Publication date: August 2011
Status: In stock
Navigating the Insurance Policy
The Form Policy
The Insuring Agreement
What About Those Other Policies—Do They Cover ERISA Claims?
Directors and Officers Policies
Commercial General Liability Policies
Employment Practices Liability Policies
What the Fiduciary Liability Policy Should Cover
Analyzing Particular Clauses
Defense Provisions: The Duty to Defend vs. the Duty to Pay Defense Costs
Right to Select Counsel
Ability to Control the Defense
Complete or Partial Defense
Eroding Policy Limits
Limits on Attorney Rates and Other Billing Limitations
Timing of Payments
Ending the Defense Obligation
Definition of "Defense Costs"
Definition of "Insured"
Definition of "Plan"
Definition of "Wrongful Act"
Definition of "Claim"
Coverage for Penalties and Fines
Exclusion for Criminal or Fraudulent Conduct
The Benefits Due Exclusion
The Prior and Pending Litigation Exclusion/Prior Notice Exclusion
Prior and Pending Litigation Exclusion
Prior Notice Exclusion
Exclusion for Claims Seeking Non-Monetary or Injunctive Relief
The Insurer's Right to Recoup Defense Costs
From the section "Defense Provisions: The Duty to Defend vs. the Duty to Pay Defense Costs"One of the most important protections provided by an insurance policy is the insurer's defense obligation. If a claim is made against an insured, the defense obligation should provide coverage for the costs of a defense, including, at times, costs that may have been incurred to investigate a claim, even if such costs might not be considered costs to defend against the claim itself.
Not all insurance policies provide the same type of defense coverage. Indeed, the defense coverages provided by two otherwise comparable policies can differ materially. If you do not understand the defense coverage provided by your policy, you could be in for quite a shock if an ERISA claim is brought and the insurer refuses to pay your defense attorney's customary rates, refuses to pay your defense invoices as they come due, or appoints a law firm of its choosing that you would not have selected if given a choice and begins making all of the strategic decisions regarding the defense of the claim.
To understand how these issues might arise, you should understand the two general types of insurer defense obligations: the duty to defend and the duty to pay defense costs. Here are some important differences:
Right to Select Counsel
The duty to defend requires the insurer to provide a complete defense to a claim against an insured. In most cases, the insurer has the right to select counsel of its choice (subject to an insured's objection, which may be raised in very limited situations), and most insurers have trusted counsel or "panel" counsel that they have approved in advance. In the fiduciary liability field, insurers may have selected experienced and reputable counsel as panel counsel, so insureds should not necessarily be reluctant to employ counsel selected by the insurer.
The duty to pay defense costs requires the insurer only to pay the costs of the insured's defense.
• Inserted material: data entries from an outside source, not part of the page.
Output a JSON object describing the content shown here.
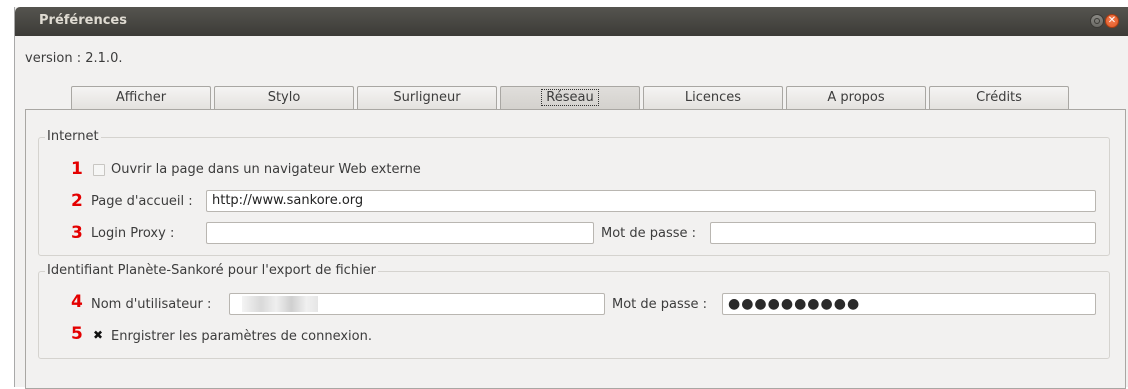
{
  "window": {
    "title": "Préférences"
  },
  "version": "version : 2.1.0.",
  "tabs": [
    {
      "label": "Afficher",
      "active": false
    },
    {
      "label": "Stylo",
      "active": false
    },
    {
      "label": "Surligneur",
      "active": false
    },
    {
      "label": "Réseau",
      "active": true
    },
    {
      "label": "Licences",
      "active": false
    },
    {
      "label": "A propos",
      "active": false
    },
    {
      "label": "Crédits",
      "active": false
    }
  ],
  "internet": {
    "title": "Internet",
    "open_external": {
      "number": "1",
      "label": "Ouvrir la page dans un navigateur Web externe",
      "checked": false
    },
    "home_page": {
      "number": "2",
      "label": "Page d'accueil :",
      "value": "http://www.sankore.org"
    },
    "proxy": {
      "number": "3",
      "label": "Login Proxy :",
      "value": "",
      "password_label": "Mot de passe :",
      "password_value": ""
    }
  },
  "planete": {
    "title": "Identifiant Planète-Sankoré pour l'export de fichier",
    "username": {
      "number": "4",
      "label": "Nom d'utilisateur :",
      "value": ""
    },
    "password": {
      "label": "Mot de passe :",
      "value": "●●●●●●●●●●"
    },
    "save": {
      "number": "5",
      "label": "Enrgistrer les paramètres de connexion.",
      "checked": true,
      "mark": "✖"
    }
  },
  "colors": {
    "accent_number": "#e40000",
    "titlebar": "#3c3b37",
    "close_button": "#e05a24"
  },
  "icons": {
    "minimize": "minimize-icon",
    "close": "close-icon"
  }
}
The insured may be able to choose its own counsel, subject to the insurer's consent, although some policies still may have panel-counsel requirements for certain claims, particularly larger claims, even under policies that provide for reimbursement of the defense costs by the insurer.
Before choosing a policy, ask the insurer to provide you with a list of its approved panel counsel so you will know in advance of a claim which defense counsel may be available to defend you. Certain insurers are familiar with the very best ERISA defense attorneys and choose experienced panel counsel who are well-qualified to effectively defend and settle claims on favorable terms.
Ability to Control the Defense
In most states, an insurer defending a claim has the right to control the defense. Some years ago, this right was considered essentially unfettered, and an insurer could control most if not all aspects of the defense, including strategic decision-making, settling at any time and on terms of the insurer's choosing, and refusing to settle if the insurer wanted to take the case to trial against the insured's wishes. In many states, insurers no longer have the unfettered discretion they used to have, although an insurer who is defending still has the right to control the defense to a large extent.
An insurer with a duty to pay defense costs does not control the defense; indeed, some recent court decisions have questioned whether the insurer has the right to participate in the defense at all, and some courts have not permitted insurers to review certain attorney-client privileged communications between the attorneys and the insured (although cooperating with an insurer might be to the insured's benefit). Under a duty-to-pay-defense-costs policy, the insured makes strategic decisions, although the insured still must consult the insurer before settling.